    Changes in the soil pH of Carex scabrifolia, Phragmites communis, Suaeda malacosperma, and S. japonica. Soil samples were collected between July and September, 2011. Different letters indicate significant differences among three months from Duncan’s test for responses at sites separately (P < 0.05, N = 3).
  • [Fig. 3.] Changes of (a) total ions and chloride contents and (b) exchangeable cation contents (μmol/g soil) in soil of Carex scabrifolia, Phragmites communis, Suaeda malacosperma, and S. japonica. Soil samples were collected between July and September in 2011. The different letters in (a) indicate significant differences among three months from Duncan’s test for the response of the total ions and chloride separately (P < 0.05, N = 3).
    Changes of (a) total ions and chloride contents and (b) exchangeable cation contents (μmol/g soil) in soil of Carex scabrifolia, Phragmites communis, Suaeda malacosperma, and S. japonica.

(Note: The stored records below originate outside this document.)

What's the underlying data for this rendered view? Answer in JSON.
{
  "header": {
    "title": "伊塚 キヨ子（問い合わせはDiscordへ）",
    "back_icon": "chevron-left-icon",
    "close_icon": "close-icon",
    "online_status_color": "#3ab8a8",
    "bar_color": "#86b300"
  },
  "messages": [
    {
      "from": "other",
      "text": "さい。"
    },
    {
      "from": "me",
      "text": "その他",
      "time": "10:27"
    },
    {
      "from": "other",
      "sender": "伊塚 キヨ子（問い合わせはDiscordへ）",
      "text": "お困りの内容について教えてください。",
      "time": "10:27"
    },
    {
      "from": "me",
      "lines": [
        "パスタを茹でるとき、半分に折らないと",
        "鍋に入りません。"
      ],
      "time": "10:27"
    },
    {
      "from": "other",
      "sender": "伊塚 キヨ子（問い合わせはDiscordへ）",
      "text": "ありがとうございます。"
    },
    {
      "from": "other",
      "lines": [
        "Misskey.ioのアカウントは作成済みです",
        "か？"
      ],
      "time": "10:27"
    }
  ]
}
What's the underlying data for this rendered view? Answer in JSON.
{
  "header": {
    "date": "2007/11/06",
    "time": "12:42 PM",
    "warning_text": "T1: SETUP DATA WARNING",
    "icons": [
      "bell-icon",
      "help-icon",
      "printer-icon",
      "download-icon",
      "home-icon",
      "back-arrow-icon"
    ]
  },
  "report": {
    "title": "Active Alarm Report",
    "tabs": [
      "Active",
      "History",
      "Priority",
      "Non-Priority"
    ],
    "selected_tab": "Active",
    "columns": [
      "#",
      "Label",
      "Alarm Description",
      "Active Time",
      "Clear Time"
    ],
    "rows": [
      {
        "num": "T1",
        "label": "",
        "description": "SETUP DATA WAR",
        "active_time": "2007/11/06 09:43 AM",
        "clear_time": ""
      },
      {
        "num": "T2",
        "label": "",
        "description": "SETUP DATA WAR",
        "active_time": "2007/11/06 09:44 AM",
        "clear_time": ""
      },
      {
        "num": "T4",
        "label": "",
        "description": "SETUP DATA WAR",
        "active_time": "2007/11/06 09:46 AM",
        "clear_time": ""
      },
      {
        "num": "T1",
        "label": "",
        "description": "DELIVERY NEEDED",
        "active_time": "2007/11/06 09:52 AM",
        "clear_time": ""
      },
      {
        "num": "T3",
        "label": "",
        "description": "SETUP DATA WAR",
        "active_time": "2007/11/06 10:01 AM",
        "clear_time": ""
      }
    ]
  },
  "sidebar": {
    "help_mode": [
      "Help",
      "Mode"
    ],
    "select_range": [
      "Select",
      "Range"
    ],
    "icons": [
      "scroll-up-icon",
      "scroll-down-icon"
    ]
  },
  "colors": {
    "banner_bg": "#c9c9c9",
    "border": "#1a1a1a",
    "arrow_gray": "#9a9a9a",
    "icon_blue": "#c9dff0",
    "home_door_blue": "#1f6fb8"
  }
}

Soil samples were collected between July and September in 2011. The different letters in (a) indicate significant differences among three months from Duncan’s test for the response of the total ions and chloride separately (P < 0.05, N = 3).
  • [Fig. 4.] Changes in the ratio of water contents to dry weight in leaves of Carex scabrifolia, Phragmites communis, Suaeda malacosperma, and S. japonica between July and September in 2011. The different letters indicate significant differences from Duncan’s test for the response of species separately (P < 0.05, N = 3).
    Changes in the ratio of water contents to dry weight in leaves of Carex scabrifolia, Phragmites communis, Suaeda malacosperma, and S. japonica between July and September in 2011. The different letters indicate significant differences from Duncan’s test for the response of species separately (P < 0.05, N = 3).
  • [Fig. 5.] Changes in soluble carbohydrate content in leaves of Carex scabrifolia, Phragmites communis, Suaeda malacosperma, and S. japonica between July and September in 2011. The different letters indicate significant differences from Duncan’s test for the response of species separately (P < 0.05, N = 3); pw, plant water content.
    Changes in soluble carbohydrate content in leaves of Carex scabrifolia, Phragmites communis, Suaeda malacosperma, and S. japonica between July and September in 2011. The different letters indicate significant differences from Duncan’s test for the response of species separately (P < 0.05, N = 3); pw, plant water content.
  • [Fig. 6.] Changes of (a) osmolality and total ion contents and (b) chloride and cation contents in leaves of Carex scabrifolia, Phragmites communis, Suaeda malacosperma, and S. japonica between July and September in 2011. The different letters indicate significant differences from Duncan’s test for the response of total ions and chloride separately (P < 0.05, N = 3); pw, plant water content.
    Changes of (a) osmolality and total ion contents and (b) chloride and cation contents in leaves of Carex scabrifolia, Phragmites communis, Suaeda malacosperma, and S. japonica between July and September in 2011. The different letters indicate significant differences from Duncan’s test for the response of total ions and chloride separately (P < 0.05, N = 3); pw, plant water content.
  • [Table 1.] Free amino acid content (μmol/g plant water) in leaves of four halophytic plant species in the study sites in August 2011
    Free amino acid content (μmol/g plant water) in leaves of four halophytic plant species in the study sites in August 2011
  • [Table 2.] Glycine betaine content (μmol/g plant water) in leaves of four halophytic plant species in the study sites between July and September in 2011
    Glycine betaine content (μmol/g plant water) in leaves of four halophytic plant species in the study sites between July and September in 2011